"Freedom from Fear" (left) and "Freedom from Want" are two of Norman Rockwell's "The Four Freedoms" series inspired by FDR's rousing wartime State of the Union address in 1941. Reproduced in four consecutive issues of The Saturday Evening Post in 1943, the original paintings by America's favorite illustrator toured the United States, raising over $130 million for the war effort. (Norman Rockwell Museum photos)
"The riot in French suburbs reveals the flaw in Fabian socialism. It does not take into account the psychology of people," writes Minh-Duc of State Of Flux in the most eloquent analysis of "why they hate us" we've seen anywhere:
It assumes that by providing the basic subsistence to people, that would be enough to keep them content. People are never content with bare subsistence -- especially if it comes in the form of hand out and charity. It degrades them and robs them of their self-esteem. It is a shameful existence. Men need pride from their own labor. Self-reliance brings personal honor and pride -- a sense of ownership over one's own life. This is why the free-market economy is not only an efficient and effective system -- it is also a humane and honorable one.
Just right. We wrote something similar in response to Jeff Jarvis's well-meaning but clueless reaction to the London bombings last summer. "Well what the hell do they have to be angry about?" Jeff had written. "They're fed. They're free. They're educated. They have health care. They can say and go where they want." As we wrote then:
It's true these folk are psychopaths who must be rooted out and brought to justice, but it's naive to believe they should be content to have physical comforts handed to them on a welfare platter. No man -- no creature worth its salt -- can bear the shame. Come to think of it, that's exactly what's wrong with the liberal project.
"Freedom of Speech" left and "Freedom to Worship" complete the series. We remember having reproductions of the illustrations hanging on the walls of our grade-school classrooms in the fifties and thinking even then they seemed quaintly old-fashioned. In today's world, again at war with those who would stomp on our freedoms, we see them with fresh eyes. Because Rockwell's subject matter was usually on the corny side, serious art critics tended to look down upon the artist's accomplishment, but beyond the anecdotal component -- much loved by the average American -- his compositional and painterly skills were quite remarkable.
Without an appreciation of human nature -- Minh-Duc's "psychology of people" -- FDR's "The Four Freedoms" are stillborn. The words of George Weigel come to mind in his powerful essay "Is Europe Dying? Notes on a Crisis of Civilizational Morale" [via Jack Yoest via Laura Lee Donoho of The Wide Awake Cafe]:
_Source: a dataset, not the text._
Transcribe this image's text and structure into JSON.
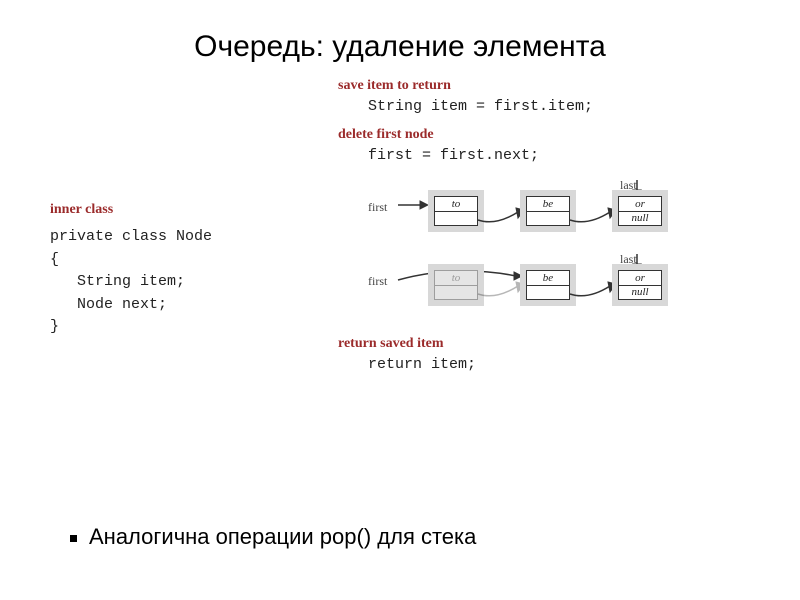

Europe began the twentieth century with bright expectations of new and unprecedented scientific, cultural, and political achievements. Yet within fifty years, Europe, the undisputed center of world civilization in 1900, produced two world wars, three totalitarian systems, a Cold War that threatened global holocaust, oceans of blood, mountains of corpses, the Gulag, and Auschwitz. What happened?
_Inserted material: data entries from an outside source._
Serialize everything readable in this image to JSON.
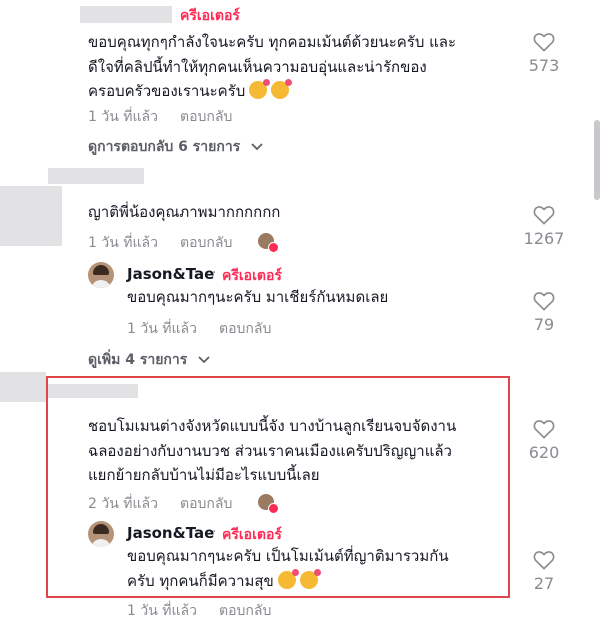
{
  "comments": [
    {
      "creator_label": "ครีเอเตอร์",
      "lines": [
        "ขอบคุณทุกๆกำลังใจนะครับ ทุกคอมเม้นต์ด้วยนะครับ และ",
        "ดีใจที่คลิปนี้ทำให้ทุกคนเห็นความอบอุ่นและน่ารักของ",
        "ครอบครัวของเรานะครับ"
      ],
      "time": "1 วัน ที่แล้ว",
      "reply_label": "ตอบกลับ",
      "likes": "573",
      "view_replies": "ดูการตอบกลับ 6 รายการ"
    },
    {
      "lines": [
        "ญาติพี่น้องคุณภาพมากกกกกก"
      ],
      "time": "1 วัน ที่แล้ว",
      "reply_label": "ตอบกลับ",
      "likes": "1267",
      "reply": {
        "author": "Jason&Tae",
        "creator_label": "ครีเอเตอร์",
        "lines": [
          "ขอบคุณมากๆนะครับ มาเชียร์กันหมดเลย"
        ],
        "time": "1 วัน ที่แล้ว",
        "reply_label": "ตอบกลับ",
        "likes": "79"
      },
      "view_more": "ดูเพิ่ม 4 รายการ"
    },
    {
      "lines": [
        "ชอบโมเมนต่างจังหวัดแบบนี้จัง บางบ้านลูกเรียนจบจัดงาน",
        "ฉลองอย่างกับงานบวช ส่วนเราคนเมืองแครับปริญญาแล้ว",
        "แยกย้ายกลับบ้านไม่มีอะไรแบบนี้เลย"
      ],
      "time": "2 วัน ที่แล้ว",
      "reply_label": "ตอบกลับ",
      "likes": "620",
      "reply": {
        "author": "Jason&Tae",
        "creator_label": "ครีเอเตอร์",
        "lines": [
          "ขอบคุณมากๆนะครับ เป็นโมเม้นต์ที่ญาติมารวมกัน",
          "ครับ ทุกคนก็มีความสุข"
        ],
        "time": "1 วัน ที่แล้ว",
        "reply_label": "ตอบกลับ",
        "likes": "27"
      }
    }
  ],
  "icons": {
    "like": "heart-outline-icon",
    "expand": "chevron-down-icon",
    "liked_by_creator": "creator-liked-avatar-icon",
    "emoji": "smiling-face-with-hearts-emoji"
  },
  "colors": {
    "creator_accent": "#fe2c55",
    "highlight_border": "#e0454c",
    "meta_text": "#8a8b91"
  }
}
Take, for example, the proposal made by a French Jesuit, Henri de Lubac, during World War II. De Lubac argued that Europe's torments in the 1940s were the "real world" results of defective ideas, which he summarized under the rubric "atheistic humanism" -- the deliberate rejection of the God of the Bible in the name of authentic human liberation.
The proponents of nineteenth-century European atheistic humanism turned this inside out and upside down. Human freedom, they argued, could not coexist with the God of Jews and Christians. Human greatness required rejecting the biblical God, according to such avatars of atheistic humanism as Auguste Comte, Ludwig Feuerbach, Karl Marx, and Friedrich Nietzsche. And here, Father de Lubac argued, were ideas with consequences -- lethal consequences, as it turned out. For when you marry modern technology to the ideas of atheistic humanism, what you get are the great mid-twentieth century tyrannies -- communism, fascism, Nazism.
To deny that Christianity had anything to do with the evolution of free, law-governed, and prosperous European societies [as the European constitutional treaty does] is, to repeat, more than a question of falsifying the past; it is also a matter of creating a future in which moral truth has no role in governance, in the determination of public policy, in understandings of justice, and in the definition of that freedom which democracy is intended to embody.
Sadly, despite centuries of historical evidence to the contrary, the collectivist dream persists, as we were again most unpleasantly reminded when sufferers of Bush Derangement Syndrome (BDS) from south of the border marched in hysterical protest at the Third Summit of the Peoples of America earlier this week.
Sissy Willis surveys the blogosphere (ranging from Minh-Duc to Excitable Andy Sullivan) on the Paris riots, pulls out some apposite quotations and excerpts, ties it all together with a long snippet from a column by theologian George Weigel and (believe it or not) Norman Rockwell's "Four Freedoms" paintings, and just generally hits it out of the park.